§ MATERIAL TO PROCESS
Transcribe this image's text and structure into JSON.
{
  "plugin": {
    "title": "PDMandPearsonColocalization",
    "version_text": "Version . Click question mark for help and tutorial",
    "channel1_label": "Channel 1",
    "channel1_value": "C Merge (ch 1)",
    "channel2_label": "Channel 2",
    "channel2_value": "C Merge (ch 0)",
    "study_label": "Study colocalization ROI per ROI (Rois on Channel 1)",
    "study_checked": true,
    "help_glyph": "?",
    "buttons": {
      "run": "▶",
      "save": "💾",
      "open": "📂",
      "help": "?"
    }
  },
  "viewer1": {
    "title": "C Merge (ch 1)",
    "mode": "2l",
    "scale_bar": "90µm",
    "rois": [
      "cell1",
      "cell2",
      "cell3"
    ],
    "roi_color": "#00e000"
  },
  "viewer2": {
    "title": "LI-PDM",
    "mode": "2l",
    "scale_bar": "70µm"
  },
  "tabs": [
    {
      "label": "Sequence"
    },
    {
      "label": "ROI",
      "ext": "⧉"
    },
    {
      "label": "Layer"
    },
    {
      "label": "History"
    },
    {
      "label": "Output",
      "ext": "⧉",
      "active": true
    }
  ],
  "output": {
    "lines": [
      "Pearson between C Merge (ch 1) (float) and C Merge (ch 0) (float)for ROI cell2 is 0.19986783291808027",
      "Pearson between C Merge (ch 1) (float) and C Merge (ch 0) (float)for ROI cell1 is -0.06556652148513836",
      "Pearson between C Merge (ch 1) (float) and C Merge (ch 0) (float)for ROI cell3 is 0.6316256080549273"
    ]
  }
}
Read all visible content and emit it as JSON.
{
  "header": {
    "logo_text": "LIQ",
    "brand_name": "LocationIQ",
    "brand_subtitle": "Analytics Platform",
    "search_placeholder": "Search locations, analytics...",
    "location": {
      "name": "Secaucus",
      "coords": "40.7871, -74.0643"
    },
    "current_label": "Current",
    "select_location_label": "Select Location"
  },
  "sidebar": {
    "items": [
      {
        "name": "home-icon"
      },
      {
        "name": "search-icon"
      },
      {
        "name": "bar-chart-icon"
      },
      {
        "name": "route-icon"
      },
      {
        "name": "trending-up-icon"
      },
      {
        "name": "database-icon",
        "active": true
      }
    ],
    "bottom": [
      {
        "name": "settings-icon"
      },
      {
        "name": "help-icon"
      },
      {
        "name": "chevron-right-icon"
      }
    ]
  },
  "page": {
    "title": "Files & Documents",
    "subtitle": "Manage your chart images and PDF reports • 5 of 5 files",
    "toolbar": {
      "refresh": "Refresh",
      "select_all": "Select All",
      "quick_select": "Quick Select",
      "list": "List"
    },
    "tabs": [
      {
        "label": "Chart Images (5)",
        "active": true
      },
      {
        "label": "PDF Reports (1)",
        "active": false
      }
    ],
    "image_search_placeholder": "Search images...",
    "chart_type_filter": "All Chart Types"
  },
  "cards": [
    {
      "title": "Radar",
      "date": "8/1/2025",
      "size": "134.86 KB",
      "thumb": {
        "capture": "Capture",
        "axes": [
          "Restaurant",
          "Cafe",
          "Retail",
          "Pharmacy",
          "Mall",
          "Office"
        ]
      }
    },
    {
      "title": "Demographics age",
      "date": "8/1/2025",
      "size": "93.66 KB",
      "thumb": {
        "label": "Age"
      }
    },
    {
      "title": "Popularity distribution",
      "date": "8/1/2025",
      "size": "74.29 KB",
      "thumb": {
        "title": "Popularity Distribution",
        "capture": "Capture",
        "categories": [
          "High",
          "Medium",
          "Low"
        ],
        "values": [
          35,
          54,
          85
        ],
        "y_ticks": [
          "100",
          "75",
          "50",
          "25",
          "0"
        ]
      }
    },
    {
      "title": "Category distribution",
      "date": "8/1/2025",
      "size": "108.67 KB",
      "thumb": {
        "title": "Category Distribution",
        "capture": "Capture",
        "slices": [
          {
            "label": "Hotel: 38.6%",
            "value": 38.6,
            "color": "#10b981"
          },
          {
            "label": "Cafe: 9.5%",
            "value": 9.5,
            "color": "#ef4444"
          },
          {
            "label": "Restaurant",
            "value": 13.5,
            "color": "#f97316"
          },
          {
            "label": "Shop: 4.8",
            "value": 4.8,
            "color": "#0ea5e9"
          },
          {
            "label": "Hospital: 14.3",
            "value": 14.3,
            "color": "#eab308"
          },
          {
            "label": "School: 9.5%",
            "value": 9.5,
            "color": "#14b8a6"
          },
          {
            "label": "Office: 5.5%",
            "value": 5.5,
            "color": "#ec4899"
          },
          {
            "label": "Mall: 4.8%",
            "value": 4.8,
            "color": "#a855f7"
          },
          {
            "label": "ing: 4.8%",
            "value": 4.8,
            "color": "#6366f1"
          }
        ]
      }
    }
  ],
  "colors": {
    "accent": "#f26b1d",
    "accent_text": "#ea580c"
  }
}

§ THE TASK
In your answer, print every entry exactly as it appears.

§ OUTPUT FOR THIS TASK
Transcribe this image's text and structure into JSON.
{
  "plugin": {
    "title": "PDMandPearsonColocalization",
    "version_text": "Version . Click question mark for help and tutorial",
    "channel1_label": "Channel 1",
    "channel1_value": "C Merge (ch 1)",
    "channel2_label": "Channel 2",
    "channel2_value": "C Merge (ch 0)",
    "study_label": "Study colocalization ROI per ROI (Rois on Channel 1)",
    "study_checked": true,
    "help_glyph": "?",
    "buttons": {
      "run": "▶",
      "save": "💾",
      "open": "📂",
      "help": "?"
    }
  },
  "viewer1": {
    "title": "C Merge (ch 1)",
    "mode": "2l",
    "scale_bar": "90µm",
    "rois": [
      "cell1",
      "cell2",
      "cell3"
    ],
    "roi_color": "#00e000"
  },
  "viewer2": {
    "title": "LI-PDM",
    "mode": "2l",
    "scale_bar": "70µm"
  },
  "tabs": [
    {
      "label": "Sequence"
    },
    {
      "label": "ROI",
      "ext": "⧉"
    },
    {
      "label": "Layer"
    },
    {
      "label": "History"
    },
    {
      "label": "Output",
      "ext": "⧉",
      "active": true
    }
  ],
  "output": {
    "lines": [
      "Pearson between C Merge (ch 1) (float) and C Merge (ch 0) (float)for ROI cell2 is 0.19986783291808027",
      "Pearson between C Merge (ch 1) (float) and C Merge (ch 0) (float)for ROI cell1 is -0.06556652148513836",
      "Pearson between C Merge (ch 1) (float) and C Merge (ch 0) (float)for ROI cell3 is 0.6316256080549273"
    ]
  }
}
Read all visible content and emit it as JSON.
{
  "header": {
    "logo_text": "LIQ",
    "brand_name": "LocationIQ",
    "brand_subtitle": "Analytics Platform",
    "search_placeholder": "Search locations, analytics...",
    "location": {
      "name": "Secaucus",
      "coords": "40.7871, -74.0643"
    },
    "current_label": "Current",
    "select_location_label": "Select Location"
  },
  "sidebar": {
    "items": [
      {
        "name": "home-icon"
      },
      {
        "name": "search-icon"
      },
      {
        "name": "bar-chart-icon"
      },
      {
        "name": "route-icon"
      },
      {
        "name": "trending-up-icon"
      },
      {
        "name": "database-icon",
        "active": true
      }
    ],
    "bottom": [
      {
        "name": "settings-icon"
      },
      {
        "name": "help-icon"
      },
      {
        "name": "chevron-right-icon"
      }
    ]
  },
  "page": {
    "title": "Files & Documents",
    "subtitle": "Manage your chart images and PDF reports • 5 of 5 files",
    "toolbar": {
      "refresh": "Refresh",
      "select_all": "Select All",
      "quick_select": "Quick Select",
      "list": "List"
    },
    "tabs": [
      {
        "label": "Chart Images (5)",
        "active": true
      },
      {
        "label": "PDF Reports (1)",
        "active": false
      }
    ],
    "image_search_placeholder": "Search images...",
    "chart_type_filter": "All Chart Types"
  },
  "cards": [
    {
      "title": "Radar",
      "date": "8/1/2025",
      "size": "134.86 KB",
      "thumb": {
        "capture": "Capture",
        "axes": [
          "Restaurant",
          "Cafe",
          "Retail",
          "Pharmacy",
          "Mall",
          "Office"
        ]
      }
    },
    {
      "title": "Demographics age",
      "date": "8/1/2025",
      "size": "93.66 KB",
      "thumb": {
        "label": "Age"
      }
    },
    {
      "title": "Popularity distribution",
      "date": "8/1/2025",
      "size": "74.29 KB",
      "thumb": {
        "title": "Popularity Distribution",
        "capture": "Capture",
        "categories": [
          "High",
          "Medium",
          "Low"
        ],
        "values": [
          35,
          54,
          85
        ],
        "y_ticks": [
          "100",
          "75",
          "50",
          "25",
          "0"
        ]
      }
    },
    {
      "title": "Category distribution",
      "date": "8/1/2025",
      "size": "108.67 KB",
      "thumb": {
        "title": "Category Distribution",
        "capture": "Capture",
        "slices": [
          {
            "label": "Hotel: 38.6%",
            "value": 38.6,
            "color": "#10b981"
          },
          {
            "label": "Cafe: 9.5%",
            "value": 9.5,
            "color": "#ef4444"
          },
          {
            "label": "Restaurant",
            "value": 13.5,
            "color": "#f97316"
          },
          {
            "label": "Shop: 4.8",
            "value": 4.8,
            "color": "#0ea5e9"
          },
          {
            "label": "Hospital: 14.3",
            "value": 14.3,
            "color": "#eab308"
          },
          {
            "label": "School: 9.5%",
            "value": 9.5,
            "color": "#14b8a6"
          },
          {
            "label": "Office: 5.5%",
            "value": 5.5,
            "color": "#ec4899"
          },
          {
            "label": "Mall: 4.8%",
            "value": 4.8,
            "color": "#a855f7"
          },
          {
            "label": "ing: 4.8%",
            "value": 4.8,
            "color": "#6366f1"
          }
        ]
      }
    }
  ],
  "colors": {
    "accent": "#f26b1d",
    "accent_text": "#ea580c"
  }
}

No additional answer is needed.